If it's in the News, it's in our Polls. Public opinion polling since 2003.

 

Should Trump Still Investigate Clinton?

Wednesday, November 16, 2016

President-elect Donald Trump in a TV interview Sunday night appeared to back away from a campaign vow to name a special prosecutor to investigate defeated Democratic rival Hillary Clinton for her handling of classified information while secretary of State. Most voters think he should drop the idea, but a sizable majority of Republicans disagree.

A new Rasmussen Reports national telephone and online survey finds that 41% of Likely U.S. Voters believe the Trump administration should continue to investigate Clinton and her closest aides for possible criminal activity, but 52% think it should end any such investigations. (To see survey question wording, click here.)

Nearly two-out-of-three Republicans (65%), however, feel the incoming GOP administration should keep investigating Clinton and her closest aides. Seventy-eight percent (78%) of Democrats want it to end those investigations. Voters not affiliated with either major party are almost evenly divided.

FBI Director James Comey in July said Clinton had put classified information at risk with her unauthorized use of a private e-mail server during her time as secretary of State but concluded that there was insufficient evidence to seek a felony indictment. Trump and Republicans cried cover-up; Clinton and the Democrats said she had been exonerated. The FBI reopened its investigation less than two weeks before Election Day following the discovery of thousands of previously unseen e-mails but closed it several days later, saying there were still no grounds for a Clinton indictment. Clinton now blames the FBI, though, for costing her the election.

But 60% of all voters agreed with the FBI’s decision to go public about its reopening of the Clinton investigation.

(Want a free daily e-mail update? If it's in the news, it's in our polls). Rasmussen Reports updates are also available on Twitter or Facebook.

The survey of 1,000 Likely Voters was conducted on November 13-14, 2016 by Rasmussen Reports. The margin of sampling error is +/- 3 percentage points with a 95% level of confidence. Field work for all Rasmussen Reports surveys is conducted by Pulse Opinion Research, LLC. See methodology.

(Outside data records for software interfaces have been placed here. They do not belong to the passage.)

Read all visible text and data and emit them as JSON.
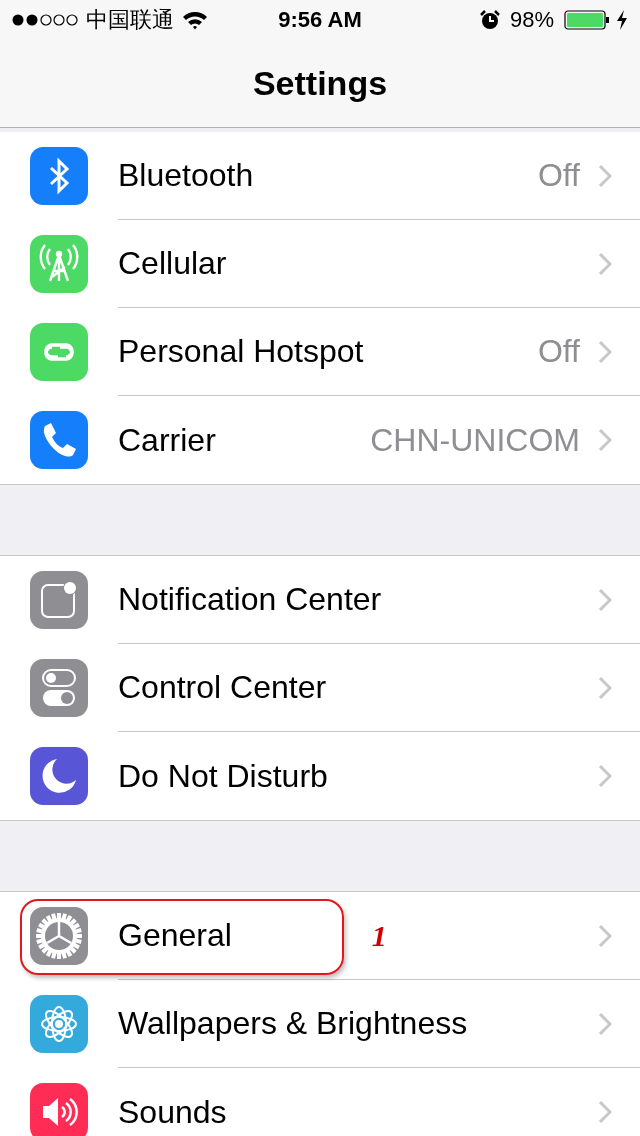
{
  "status_bar": {
    "carrier": "中国联通",
    "time": "9:56 AM",
    "battery": "98%"
  },
  "nav": {
    "title": "Settings"
  },
  "groups": [
    {
      "items": [
        {
          "kind": "bluetooth",
          "label": "Bluetooth",
          "value": "Off"
        },
        {
          "kind": "cellular",
          "label": "Cellular"
        },
        {
          "kind": "hotspot",
          "label": "Personal Hotspot",
          "value": "Off"
        },
        {
          "kind": "carrier",
          "label": "Carrier",
          "value": "CHN-UNICOM"
        }
      ]
    },
    {
      "items": [
        {
          "kind": "notifications",
          "label": "Notification Center"
        },
        {
          "kind": "control",
          "label": "Control Center"
        },
        {
          "kind": "dnd",
          "label": "Do Not Disturb"
        }
      ]
    },
    {
      "items": [
        {
          "kind": "general",
          "label": "General",
          "annotated": true,
          "annotation_label": "1"
        },
        {
          "kind": "wallpaper",
          "label": "Wallpapers & Brightness"
        },
        {
          "kind": "sounds",
          "label": "Sounds"
        }
      ]
    }
  ]
}
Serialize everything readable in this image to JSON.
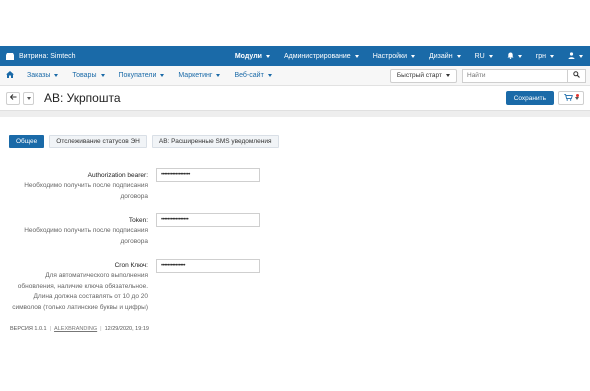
{
  "topbar": {
    "store": "Витрина: Simtech",
    "menu": [
      {
        "label": "Модули",
        "bold": true
      },
      {
        "label": "Администрирование",
        "bold": false
      },
      {
        "label": "Настройки",
        "bold": false
      },
      {
        "label": "Дизайн",
        "bold": false
      },
      {
        "label": "RU",
        "bold": false
      },
      {
        "label": "",
        "icon": "bell-icon"
      },
      {
        "label": "грн",
        "bold": false
      },
      {
        "label": "",
        "icon": "user-icon"
      }
    ]
  },
  "navbar": {
    "items": [
      "Заказы",
      "Товары",
      "Покупатели",
      "Маркетинг",
      "Веб-сайт"
    ],
    "quick_start": "Быстрый старт",
    "search_placeholder": "Найти"
  },
  "header": {
    "title": "AB: Укрпошта",
    "save_label": "Сохранить"
  },
  "tabs": [
    {
      "label": "Общее",
      "active": true
    },
    {
      "label": "Отслеживание статусов ЭН",
      "active": false
    },
    {
      "label": "AB: Расширенные SMS уведомления",
      "active": false
    }
  ],
  "fields": [
    {
      "label": "Authorization bearer:",
      "hint": [
        "Необходимо получить после подписания",
        "договора"
      ],
      "value": "••••••••••••••••••"
    },
    {
      "label": "Token:",
      "hint": [
        "Необходимо получить после подписания",
        "договора"
      ],
      "value": "•••••••••••••••••"
    },
    {
      "label": "Cron Ключ:",
      "hint": [
        "Для автоматического выполнения",
        "обновления, наличие ключа обязательное.",
        "Длина должна составлять от 10 до 20",
        "символов (только латинские буквы и цифры)"
      ],
      "value": "•••••••••••••••"
    }
  ],
  "footer": {
    "version": "ВЕРСИЯ 1.0.1",
    "vendor": "ALEXBRANDING",
    "date": "12/29/2020, 19:19"
  },
  "colors": {
    "primary": "#1a6aa8",
    "notification": "#e3342f"
  }
}
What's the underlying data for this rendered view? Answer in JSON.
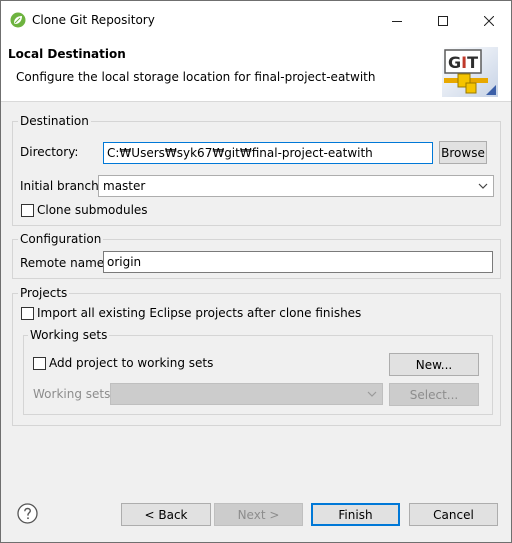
{
  "window": {
    "title": "Clone Git Repository",
    "icon": "spring-leaf-icon",
    "controls": {
      "minimize": "minimize-icon",
      "maximize": "maximize-icon",
      "close": "close-icon"
    }
  },
  "header": {
    "title": "Local Destination",
    "description": "Configure the local storage location for final-project-eatwith",
    "logo_text": "GIT"
  },
  "destination": {
    "group_label": "Destination",
    "directory_label": "Directory:",
    "directory_value": "C:₩Users₩syk67₩git₩final-project-eatwith",
    "browse_label": "Browse",
    "initial_branch_label": "Initial branch:",
    "initial_branch_value": "master",
    "clone_submodules_label": "Clone submodules",
    "clone_submodules_checked": false
  },
  "configuration": {
    "group_label": "Configuration",
    "remote_name_label": "Remote name:",
    "remote_name_value": "origin"
  },
  "projects": {
    "group_label": "Projects",
    "import_label": "Import all existing Eclipse projects after clone finishes",
    "import_checked": false,
    "working_sets_group_label": "Working sets",
    "add_to_working_sets_label": "Add project to working sets",
    "add_to_working_sets_checked": false,
    "new_button_label": "New...",
    "working_sets_label": "Working sets:",
    "working_sets_value": "",
    "select_button_label": "Select..."
  },
  "footer": {
    "back_label": "< Back",
    "next_label": "Next >",
    "finish_label": "Finish",
    "cancel_label": "Cancel"
  },
  "colors": {
    "focus_border": "#0078d7",
    "dialog_bg": "#f0f0f0",
    "disabled_text": "#8d8d8d"
  }
}
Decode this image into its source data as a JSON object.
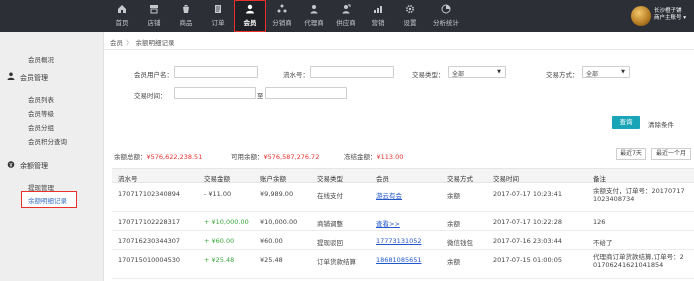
{
  "nav": {
    "items": [
      {
        "label": "首页",
        "icon": "home-icon"
      },
      {
        "label": "店铺",
        "icon": "store-icon"
      },
      {
        "label": "商品",
        "icon": "goods-icon"
      },
      {
        "label": "订单",
        "icon": "order-icon"
      },
      {
        "label": "会员",
        "icon": "member-icon",
        "active": true
      },
      {
        "label": "分销商",
        "icon": "distributor-icon"
      },
      {
        "label": "代理商",
        "icon": "agent-icon"
      },
      {
        "label": "供应商",
        "icon": "supplier-icon"
      },
      {
        "label": "营销",
        "icon": "marketing-icon"
      },
      {
        "label": "设置",
        "icon": "settings-icon"
      },
      {
        "label": "分析统计",
        "icon": "analytics-icon"
      }
    ],
    "user": {
      "line1": "长沙橙子铺",
      "line2": "商户主账号 ▾"
    }
  },
  "sidebar": {
    "overview": "会员概况",
    "group1": {
      "title": "会员管理",
      "links": [
        "会员列表",
        "会员等级",
        "会员分组",
        "会员积分查询"
      ]
    },
    "group2": {
      "title": "余额管理",
      "links": [
        "提现管理",
        "余额明细记录"
      ]
    }
  },
  "breadcrumb": {
    "root": "会员",
    "sep": "〉",
    "current": "余额明细记录"
  },
  "filters": {
    "member_account_label": "会员用户名：",
    "serial_no_label": "流水号：",
    "trade_type_label": "交易类型：",
    "trade_type_value": "全部",
    "trade_method_label": "交易方式：",
    "trade_method_value": "全部",
    "trade_time_label": "交易时间：",
    "date_sep": "至",
    "query_button": "查询",
    "clear_button": "清除条件"
  },
  "summary": {
    "total_label": "余额总额：",
    "total_value": "¥576,622,238.51",
    "available_label": "可用余额：",
    "available_value": "¥576,587,276.72",
    "frozen_label": "冻结金额：",
    "frozen_value": "¥113.00",
    "btn_7days": "最近7天",
    "btn_month": "最近一个月"
  },
  "table": {
    "headers": [
      "流水号",
      "交易金额",
      "账户余额",
      "交易类型",
      "会员",
      "交易方式",
      "交易时间",
      "备注"
    ],
    "rows": [
      {
        "serial": "170717102340894",
        "amount": "- ¥11.00",
        "balance": "¥9,989.00",
        "type": "在线支付",
        "member": "游云有会",
        "method": "余额",
        "time": "2017-07-17 10:23:41",
        "note": "余额支付，订单号：201707171023408734"
      },
      {
        "serial": "170717102228317",
        "amount": "+ ¥10,000.00",
        "balance": "¥10,000.00",
        "type": "商铺调整",
        "member": "查看>>",
        "method": "余额",
        "time": "2017-07-17 10:22:28",
        "note": "126"
      },
      {
        "serial": "170716230344307",
        "amount": "+ ¥60.00",
        "balance": "¥60.00",
        "type": "提现驳回",
        "member": "17773131052",
        "method": "微信钱包",
        "time": "2017-07-16 23:03:44",
        "note": "不给了"
      },
      {
        "serial": "170715010004530",
        "amount": "+ ¥25.48",
        "balance": "¥25.48",
        "type": "订单货款结算",
        "member": "18681085651",
        "method": "余额",
        "time": "2017-07-15 01:00:05",
        "note": "代理商订单货款结算,订单号：201706241621041854"
      }
    ]
  },
  "colors": {
    "accent": "#1aa4b8",
    "highlight": "#e5322d",
    "topbar": "#2c2f36",
    "link": "#2157c9",
    "positive": "#3aa53a"
  }
}
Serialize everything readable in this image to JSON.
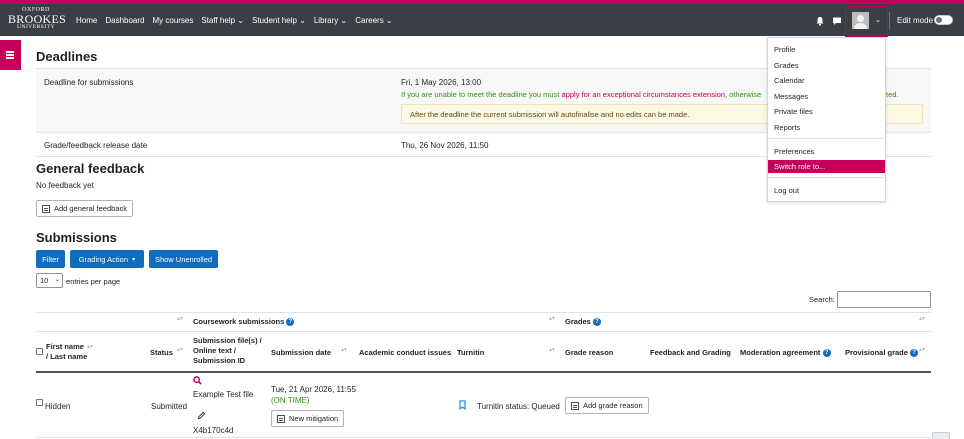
{
  "logo": {
    "line1": "OXFORD",
    "line2": "BROOKES",
    "line3": "UNIVERSITY"
  },
  "nav": {
    "links": [
      "Home",
      "Dashboard",
      "My courses",
      "Staff help ⌄",
      "Student help ⌄",
      "Library ⌄",
      "Careers ⌄"
    ],
    "edit_mode": "Edit mode",
    "avatar_caret": "⌄"
  },
  "user_menu": {
    "items": [
      "Profile",
      "Grades",
      "Calendar",
      "Messages",
      "Private files",
      "Reports"
    ],
    "preferences": "Preferences",
    "switch_role": "Switch role to...",
    "logout": "Log out"
  },
  "deadlines": {
    "heading": "Deadlines",
    "submissions_label": "Deadline for submissions",
    "submissions_date": "Fri, 1 May 2026, 13:00",
    "extension_prefix": "If you are unable to meet the deadline you must ",
    "extension_link": "apply for an exceptional circumstances extension",
    "extension_suffix": ", otherwise",
    "extension_tail": "ted.",
    "notice": "After the deadline the current submission will autofinalise and no edits can be made.",
    "release_label": "Grade/feedback release date",
    "release_date": "Thu, 26 Nov 2026, 11:50"
  },
  "general_feedback": {
    "heading": "General feedback",
    "empty_text": "No feedback yet",
    "add_button": "Add general feedback"
  },
  "submissions": {
    "heading": "Submissions",
    "filter_button": "Filter",
    "grading_action_button": "Grading Action",
    "grading_action_caret": "▾",
    "show_unenrolled_button": "Show Unenrolled",
    "entries_value": "10",
    "entries_caret": "⌄",
    "entries_label": "entries per page",
    "search_label": "Search:",
    "search_value": "",
    "group_headers": {
      "coursework": "Coursework submissions",
      "grades": "Grades"
    },
    "columns": {
      "name_line1": "First name",
      "name_line2": "/ Last name",
      "status": "Status",
      "files_line1": "Submission file(s) /",
      "files_line2": "Online text /",
      "files_line3": "Submission ID",
      "date": "Submission date",
      "conduct": "Academic conduct issues",
      "turnitin": "Turnitin",
      "grade_reason": "Grade reason",
      "feedback": "Feedback and Grading",
      "moderation": "Moderation agreement",
      "provisional": "Provisional grade"
    },
    "help_glyph": "?",
    "sort_glyph": "▴▾",
    "rows": [
      {
        "name": "Hidden",
        "status": "Submitted",
        "file_name": "Example Test file",
        "submission_id": "X4b170c4d",
        "date": "Tue, 21 Apr 2026, 11:55",
        "timing": "(ON TIME)",
        "mitigation_button": "New mitigation",
        "turnitin_status": "Turnitin status: Queued",
        "grade_reason_button": "Add grade reason"
      }
    ]
  },
  "colors": {
    "brand": "#c4005a",
    "nav_bg": "#3a3f45",
    "primary": "#0f6cbf",
    "success": "#3b8c1f"
  },
  "icons": [
    "bell-icon",
    "chat-icon",
    "avatar",
    "hamburger-icon",
    "magnifier-icon",
    "pencil-icon",
    "turnitin-icon",
    "question-icon",
    "sort-icon"
  ]
}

Sixty-five percent (65%) of voters think it’s likely Clinton broke the law by sending and receiving e-mails containing classified information through a private e-mail server while serving as secretary of State. In a survey in October just before the FBI reopened the case, 53% said Clinton should have been indicted.

Fifty-five percent (55%) of women say the Trump administration should drop the Clinton investigation, compared to 49% of men.

Those 40 and older are more likely than younger voters to say the new administration should continue the investigation.

An overwhelming 80% of black voters say the Trump administration should not investigate Clinton. Whites and other minority voters are closely divided on the question.

The FBI’s decision to reopen the investigation was based on the discovery of thousands of e-mails, many of which appear to be among the more than 30,00 e-mails Clinton and her staff chose to delete and not turn over to investigators. Sixty-two percent (62%) of all voters think it's likely Clinton and her staff deleted those e-mails to hide something incriminating from the FBI.

Most voters think Democrats should work with Trump once he’s in the White House, but Democrats strongly disagree.

Trump in a “60 Minutes” interview on CBS Sunday night made it clear that Obamacare and the U.S. Supreme Court are high on his list of action items, and voters think that’s a good place to start.

Additional information from this survey and a full demographic breakdown are available to Platinum Members only.

Please sign up for the Rasmussen Reports daily e-mail update (it’s free) or follow us on Twitter or Facebook. Let us keep you up to date with the latest public opinion news.

Rasmussen Reports is a media company specializing in the collection, publication and distribution of public opinion information.

We conduct public opinion polls on a variety of topics to inform our audience on events in the news and other topics of interest. To ensure editorial control and independence, we pay for the polls ourselves and generate revenue through the sale of subscriptions, sponsorships, and advertising. Nightly polling on politics, business and lifestyle topics provides the content to update the Rasmussen Reports web site many times each day. If it's in the news, it's in our polls. Additionally, the data drives a daily update newsletter and various media outlets across the country.

Some information, including the Rasmussen Reports daily Presidential Tracking Poll and commentaries are available for free to the general public. Subscriptions are available for $4.95 a month or 34.95 a year that provide subscribers with exclusive access to more than 20 stories per week on upcoming elections, consumer confidence, and issues that affect us all. For those who are really into the numbers, Platinum Members can review demographic crosstabs and a full history of our data.

To learn more about our methodology, click here.